Thanks to the pandemic, instead of reading a book a week, I read more than twice that. These are a few that I found particularly absorbing, entertaining, thought-provoking or behavior-changing.
The 5 Second Rule: Transform Your Life, Work, and Confidence with Everyday Courage by Mel Robbins. Despite the fact that she has a huge social media following and regularly appears on CNN, I’d never heard of Robbins until one of my friends sent me this book. The premise is simple: You need a get-started ritual to overcome your inertia. For Robbins, that ritual is simple: just count 5-4-3-2-1 and then act … get out of bed, send that email, clean the dirty sink. I’m amazed at how often the ritual has transformed my to-dos into ta-dones.
Tiny Habits: The Small Changes That Change Everything by BJ Fogg. I was familiar with Fogg because I write a lot about behavior change, but I had no idea how powerful his approach could be. Essentially it’s a simple recipe: After I _________, I will __________. After I brush my teeth, I will do five pushups. After I get into bed, I will name three things I’m grateful for.

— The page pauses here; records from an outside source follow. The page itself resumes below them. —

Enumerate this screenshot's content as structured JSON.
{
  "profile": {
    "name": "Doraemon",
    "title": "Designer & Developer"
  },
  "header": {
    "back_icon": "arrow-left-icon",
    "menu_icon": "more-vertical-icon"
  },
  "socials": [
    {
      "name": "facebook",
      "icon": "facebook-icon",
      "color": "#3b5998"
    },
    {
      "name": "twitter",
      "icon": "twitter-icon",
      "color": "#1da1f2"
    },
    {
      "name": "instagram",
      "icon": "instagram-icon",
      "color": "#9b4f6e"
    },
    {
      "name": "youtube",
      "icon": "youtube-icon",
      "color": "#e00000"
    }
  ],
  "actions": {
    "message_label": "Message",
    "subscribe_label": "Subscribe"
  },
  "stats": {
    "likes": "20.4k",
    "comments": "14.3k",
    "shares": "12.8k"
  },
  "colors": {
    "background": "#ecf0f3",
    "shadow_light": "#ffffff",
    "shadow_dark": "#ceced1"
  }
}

Die with Zero: Getting All You Can From Your Money and Your Life by Bill Perkins. As a lifelong saver who has often put my future self ahead of my present self, this book opened my eyes to maximizing the value of my life experiences now, not at some distant point in the future when I may no longer have my health. And while I used to think that running out of money would be awful, I now think that having piles of it that I never got to enjoy would be even worse.
Such a Fun Age by Kiley Reid. A fast-paced romp that made me slightly uncomfortable yet kept me laughing, this debut novel brought me face to face with inequities I, as a white woman in my 60s, barely have reason to notice. I enjoyed the flashbacks to high school and could relate to both the anger and embarrassment main character Alix experiences after having sex for the first time, and I walked away with newfound appreciation for all the nuances of discrimination.

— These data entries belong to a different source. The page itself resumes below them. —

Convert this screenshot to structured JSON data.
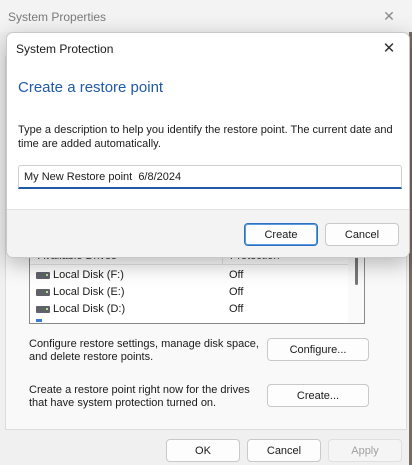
{
  "system_properties": {
    "title": "System Properties",
    "close_glyph": "✕",
    "drives": {
      "header": [
        "Available Drives",
        "Protection"
      ],
      "rows": [
        {
          "name": "Local Disk (F:)",
          "protection": "Off"
        },
        {
          "name": "Local Disk (E:)",
          "protection": "Off"
        },
        {
          "name": "Local Disk (D:)",
          "protection": "Off"
        }
      ]
    },
    "configure_text": "Configure restore settings, manage disk space, and delete restore points.",
    "configure_button": "Configure...",
    "create_text": "Create a restore point right now for the drives that have system protection turned on.",
    "create_button": "Create...",
    "ok_button": "OK",
    "cancel_button": "Cancel",
    "apply_button": "Apply"
  },
  "dialog": {
    "title": "System Protection",
    "close_glyph": "✕",
    "heading": "Create a restore point",
    "description": "Type a description to help you identify the restore point. The current date and time are added automatically.",
    "input_value": "My New Restore point  6/8/2024",
    "create_button": "Create",
    "cancel_button": "Cancel"
  },
  "icons": {
    "drive": "hard-drive-icon",
    "close": "close-icon"
  },
  "colors": {
    "accent": "#1e5aa8",
    "primary_button_border": "#2f6fbf"
  }
}
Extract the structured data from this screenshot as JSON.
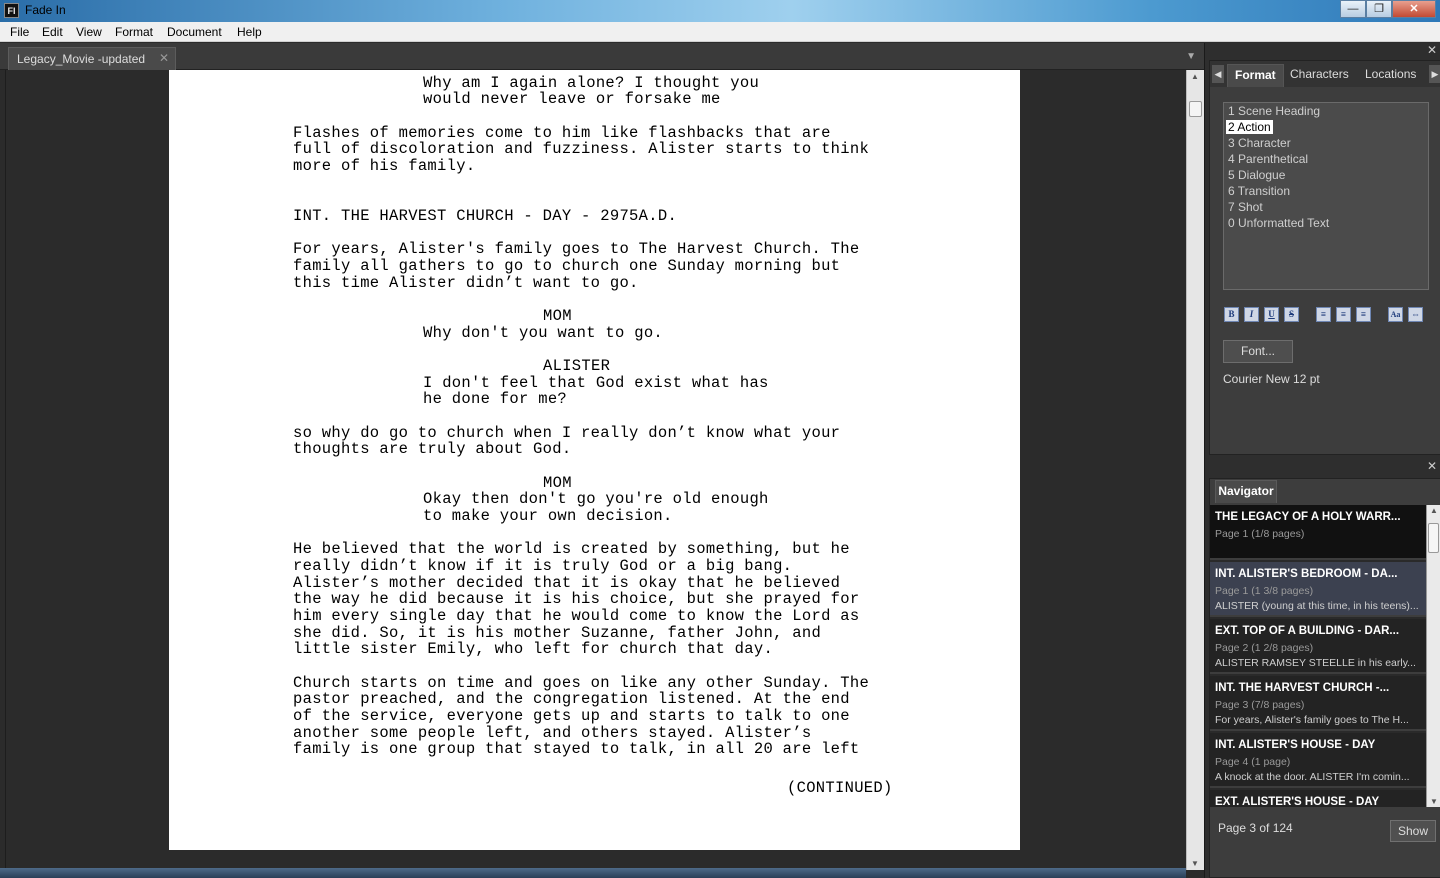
{
  "window": {
    "title": "Fade In",
    "app_icon": "FI",
    "minimize": "—",
    "maximize": "❐",
    "close": "✕"
  },
  "menu": [
    "File",
    "Edit",
    "View",
    "Format",
    "Document",
    "Help"
  ],
  "doc_tab": {
    "label": "Legacy_Movie -updated",
    "close": "✕",
    "dropdown": "▼"
  },
  "script_lines": [
    "Why am I again alone? I thought you",
    "would never leave or forsake me",
    "Flashes of memories come to him like flashbacks that are",
    "full of discoloration and fuzziness. Alister starts to think",
    "more of his family.",
    "INT. THE HARVEST CHURCH - DAY - 2975A.D.",
    "For years, Alister's family goes to The Harvest Church. The",
    "family all gathers to go to church one Sunday morning but",
    "this time Alister didn’t want to go.",
    "MOM",
    "Why don't you want to go.",
    "ALISTER",
    "I don't feel that God exist what has",
    "he done for me?",
    "so why do go to church when I really don’t know what your",
    "thoughts are truly about God.",
    "MOM",
    "Okay then don't go you're old enough",
    "to make your own decision.",
    "He believed that the world is created by something, but he",
    "really didn’t know if it is truly God or a big bang.",
    "Alister’s mother decided that it is okay that he believed",
    "the way he did because it is his choice, but she prayed for",
    "him every single day that he would come to know the Lord as",
    "she did. So, it is his mother Suzanne, father John, and",
    "little sister Emily, who left for church that day.",
    "Church starts on time and goes on like any other Sunday. The",
    "pastor preached, and the congregation listened. At the end",
    "of the service, everyone gets up and starts to talk to one",
    "another some people left, and others stayed. Alister’s",
    "family is one group that stayed to talk, in all 20 are left",
    "(CONTINUED)"
  ],
  "format_panel": {
    "tabs": [
      "Format",
      "Characters",
      "Locations"
    ],
    "elements": [
      "1 Scene Heading",
      "2 Action",
      "3 Character",
      "4 Parenthetical",
      "5 Dialogue",
      "6 Transition",
      "7 Shot",
      "0 Unformatted Text"
    ],
    "selected_element": "2 Action",
    "style_buttons": [
      "B",
      "I",
      "U",
      "S",
      "≡",
      "≡",
      "≡",
      "Aa",
      "⇔"
    ],
    "font_button": "Font...",
    "font_info": "Courier New 12 pt"
  },
  "navigator": {
    "tab": "Navigator",
    "items": [
      {
        "title": "THE LEGACY OF A HOLY WARR...",
        "pages": "Page 1 (1/8 pages)",
        "snippet": ""
      },
      {
        "title": "INT. ALISTER'S BEDROOM - DA...",
        "pages": "Page 1 (1 3/8 pages)",
        "snippet": "ALISTER (young at this time, in his teens)..."
      },
      {
        "title": "EXT. TOP OF A BUILDING - DAR...",
        "pages": "Page 2 (1 2/8 pages)",
        "snippet": "ALISTER RAMSEY STEELLE in his early..."
      },
      {
        "title": "INT. THE HARVEST CHURCH -...",
        "pages": "Page 3 (7/8 pages)",
        "snippet": "For years, Alister's family goes to The H..."
      },
      {
        "title": "INT. ALISTER'S HOUSE - DAY",
        "pages": "Page 4 (1 page)",
        "snippet": "A knock at the door.  ALISTER  I'm comin..."
      },
      {
        "title": "EXT. ALISTER'S HOUSE - DAY",
        "pages": "",
        "snippet": ""
      }
    ],
    "page_count": "Page 3 of 124",
    "show_button": "Show"
  }
}
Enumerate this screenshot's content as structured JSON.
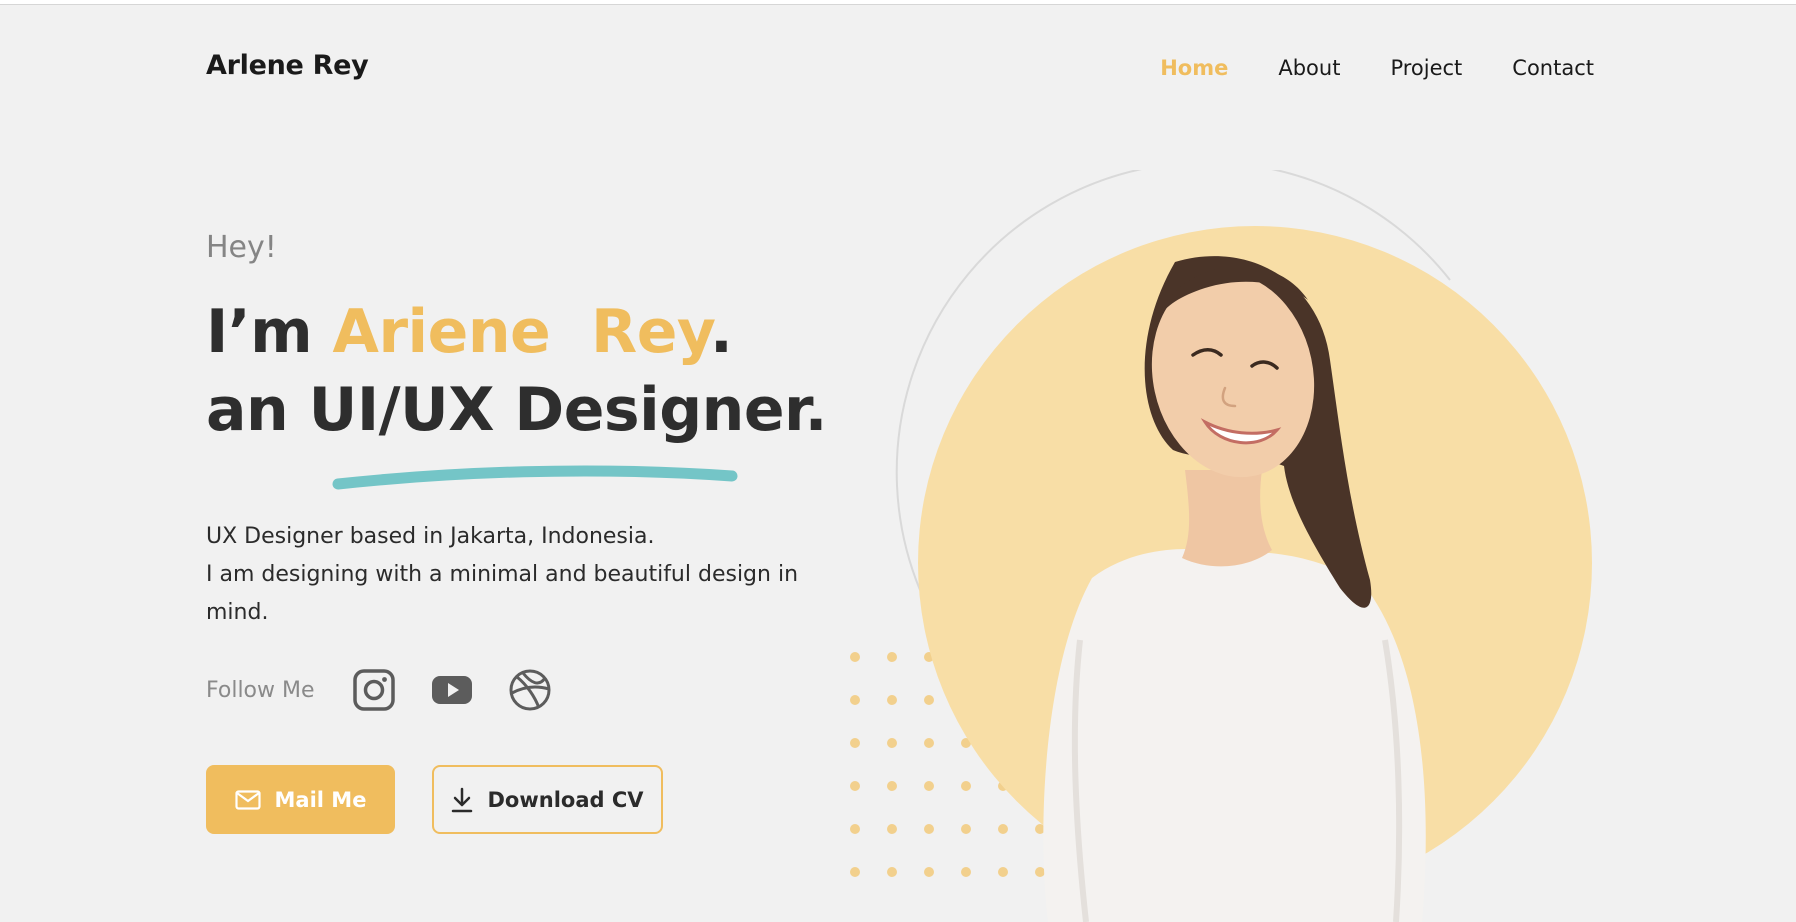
{
  "header": {
    "logo": "Arlene Rey",
    "nav": [
      "Home",
      "About",
      "Project",
      "Contact"
    ]
  },
  "hero": {
    "greeting": "Hey!",
    "line1_prefix": "I’m ",
    "line1_name": "Ariene  Rey",
    "line1_suffix": ".",
    "line2": "an UI/UX Designer.",
    "description": [
      "UX Designer based in Jakarta, Indonesia.",
      "I am designing with a minimal and beautiful design in mind."
    ],
    "follow_label": "Follow Me",
    "social_icons": [
      "instagram-icon",
      "youtube-icon",
      "dribbble-icon"
    ],
    "buttons": {
      "mail": "Mail Me",
      "cv": "Download CV"
    }
  },
  "colors": {
    "accent": "#f0bd5e",
    "accent_light": "#f8dea6",
    "underline": "#74c5c7",
    "background": "#f1f1f1"
  }
}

Velva Jean Learns to Drive by Jennifer Niven.The first in a series of three, this book, which I listened to rather than read, captured my heart as Velva Jean follows her mother’s dying wish that she “live out there in the great wide world.” In doing so, Velva Jean travels from an abusive marriage in Appalachia (the audiobook narrator does a great job of bringing the area’s accents to life) to the Grand Ole Opry. Along the way, she teaches herself to drive the bright yellow truck gifted to her by her brother Johnny Clay, who is also featured in the two subsequent books in which Velva Jean learns to fly and becomes a World War II spy.
Stars Over Clear Lake by Loretta Ellsworth. Another historical novel, this book is set in the 1940s in Clear Lake, Iowa, where I used to gather with girlfriends each summer for an annual “no guys, no kids, no dogs” weekend that included a Saturday night dinner at the Surf Ballroom where much of the book takes place. The book—half love story, half mystery—explores the impact of buried secrets and the courage it takes to follow one’s heart.
What books are on your best of 2020 list? I and my fellow Word Sisters would love to hear. Please share.